[Start of section]
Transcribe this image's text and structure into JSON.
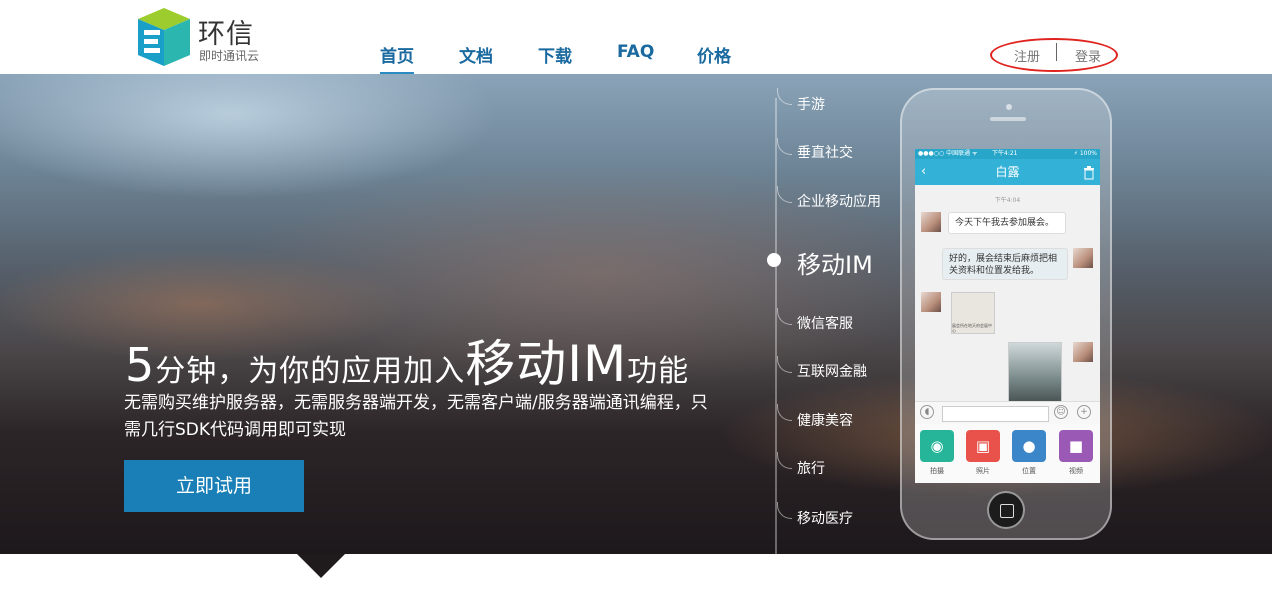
{
  "brand": {
    "title": "环信",
    "subtitle": "即时通讯云",
    "colors": {
      "accent": "#1a7fb6",
      "nav": "#1a6aa0",
      "highlight": "#e0231e"
    }
  },
  "nav": {
    "items": [
      {
        "label": "首页",
        "active": true
      },
      {
        "label": "文档"
      },
      {
        "label": "下载"
      },
      {
        "label": "FAQ"
      },
      {
        "label": "价格"
      }
    ]
  },
  "auth": {
    "register": "注册",
    "login": "登录"
  },
  "hero": {
    "title_lead": "5",
    "title_mid": "分钟，为你的应用加入",
    "title_big": "移动IM",
    "title_tail": "功能",
    "description": "无需购买维护服务器，无需服务器端开发，无需客户端/服务器端通讯编程，只需几行SDK代码调用即可实现",
    "cta": "立即试用"
  },
  "categories": [
    "手游",
    "垂直社交",
    "企业移动应用",
    "移动IM",
    "微信客服",
    "互联网金融",
    "健康美容",
    "旅行",
    "移动医疗"
  ],
  "phone": {
    "status": {
      "carrier": "●●●○○ 中国联通 ᯤ",
      "time": "下午4:21",
      "battery": "⚡ 100%"
    },
    "chat_title": "白露",
    "back_icon": "chevron-left-icon",
    "trash_icon": "trash-icon",
    "timestamp": "下午4:04",
    "messages": [
      {
        "side": "left",
        "text": "今天下午我去参加展会。"
      },
      {
        "side": "right",
        "text": "好的，展会结束后麻烦把相关资料和位置发给我。"
      }
    ],
    "map_caption": "展会所在地天府会展中心",
    "actions": [
      {
        "label": "拍摄",
        "icon": "camera-icon",
        "color": "#27b59a"
      },
      {
        "label": "照片",
        "icon": "photo-icon",
        "color": "#e8524a"
      },
      {
        "label": "位置",
        "icon": "location-pin-icon",
        "color": "#3a86c8"
      },
      {
        "label": "视频",
        "icon": "video-icon",
        "color": "#9b59b6"
      }
    ]
  }
}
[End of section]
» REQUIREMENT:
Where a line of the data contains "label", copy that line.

» ANSWER SECTION:
        "label": "首页",
        "label": "文档"
        "label": "下载"
        "label": "FAQ"
        "label": "价格"
        "label": "拍摄",
        "label": "照片",
        "label": "位置",
        "label": "视频",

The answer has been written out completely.